In the Washington Post article Grading Whitehouse.gov, Round Two five people from various political and cultural backgrounds graded the site. The overall grades varied from C to A- with the average being a B.

While this may be an interesting exercise (and maybe a bit pretentious) it was also very predictable. It was no surprise that a gentleman who was an early Obama Supporter gave Whitehouse.gov the highest grade – an A- while another gentleman who worked for President Bush gave the site a C.

But this is where political bias should be set aside. We should consider it our obligation to express our thoughts to the government and implore them to implement the changes necessary to improve the country. When people utilize a site like Whitehouse.gov it sends a clear message to the government that people are engaged in the political process, eager to get learn more and are hungry for results.

But let’s not be misled. Real change doesn’t come that easily. Sending a comment or suggestion to a government website is fine but that should just be the start. We cannot sit idly by expecting change to just happen.

As President Obama stated during the campaign: “Real change doesn’t happen from the top down it happens from the bottom up”.

The people need to be as diligent as they are diverse in voicing their opinions, bringing their concerns to the forefront and taking action. Simply said: Let the government know that you’re paying attention but don’t wait….initiate.

Be the catalyst to make change happen.

The Literacy ‘n’ Poverty Project (LnP) is a great example. By working to alleviate poverty and improving adult education worldwide this startup is using the “bottom up” approach to bring about real change to affect people in a positive way. By bringing together people of different backgrounds in their on-line community, LnP puts people in an environment to form a real movement for social change.

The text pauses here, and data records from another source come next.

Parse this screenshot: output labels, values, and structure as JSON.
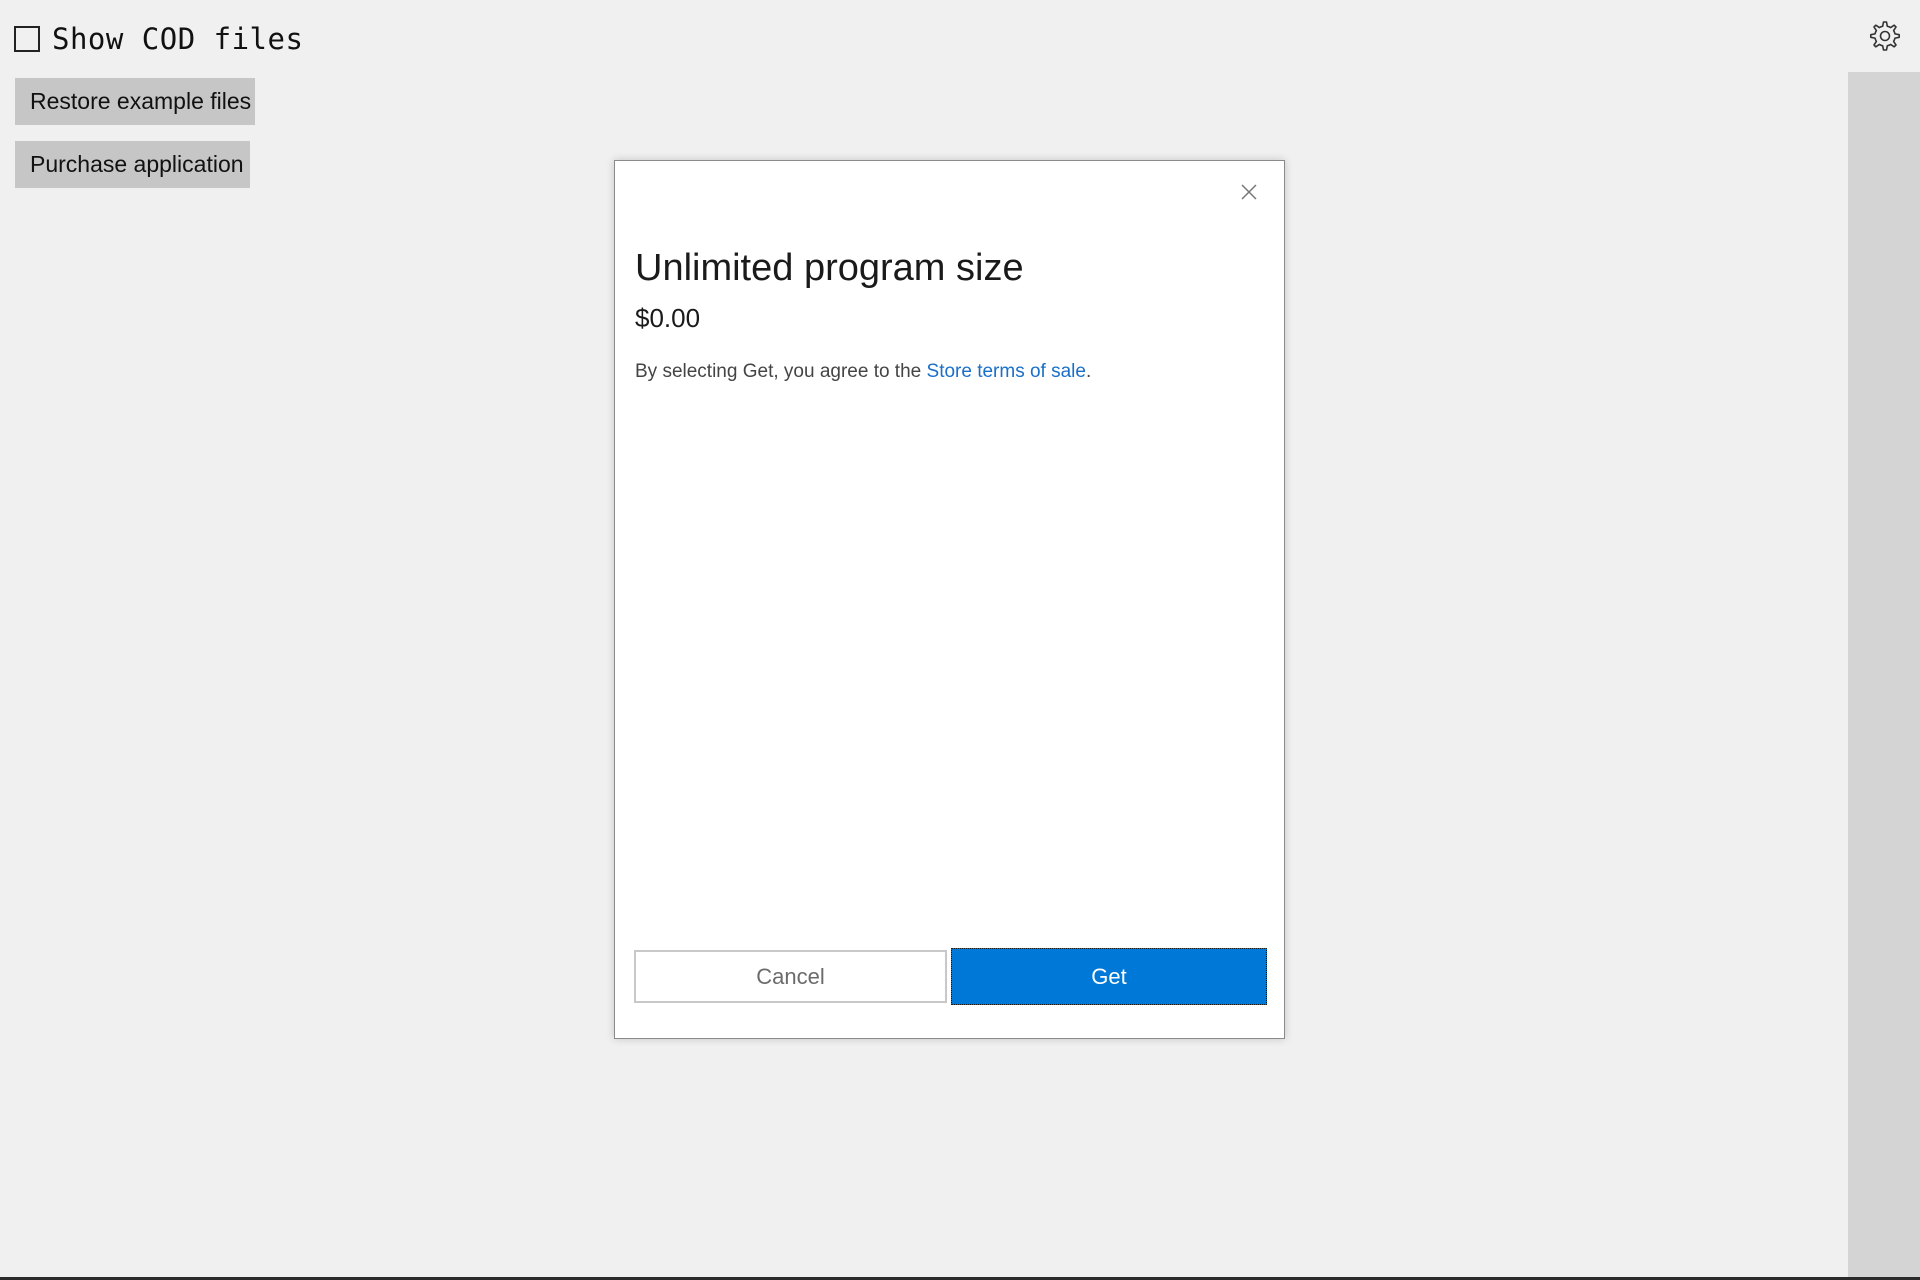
{
  "main": {
    "show_cod_label": "Show COD files",
    "show_cod_checked": false,
    "restore_label": "Restore example files",
    "purchase_label": "Purchase application",
    "settings_icon": "gear-icon"
  },
  "dialog": {
    "title": "Unlimited program size",
    "price": "$0.00",
    "terms_prefix": "By selecting Get, you agree to the ",
    "terms_link": "Store terms of sale",
    "terms_suffix": ".",
    "cancel_label": "Cancel",
    "get_label": "Get",
    "close_icon": "close-icon"
  },
  "colors": {
    "background": "#f0f0f0",
    "accent": "#0078d7",
    "link": "#1a6fc9",
    "button_gray": "#c6c6c6",
    "scrollbar": "#d4d4d4"
  }
}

This post was written by Robert Connor, Sr. IT Manager for Giorgio Armani Corp and formerly a Computer Consultant for companies such as Anne Klein II, Donna Karan & Chanel Cosmetics. Robert is a volunteer blogger with the Literacy 'n' Poverty Project. Please leave your comments or email info@makesocialchangeareality.com with questions.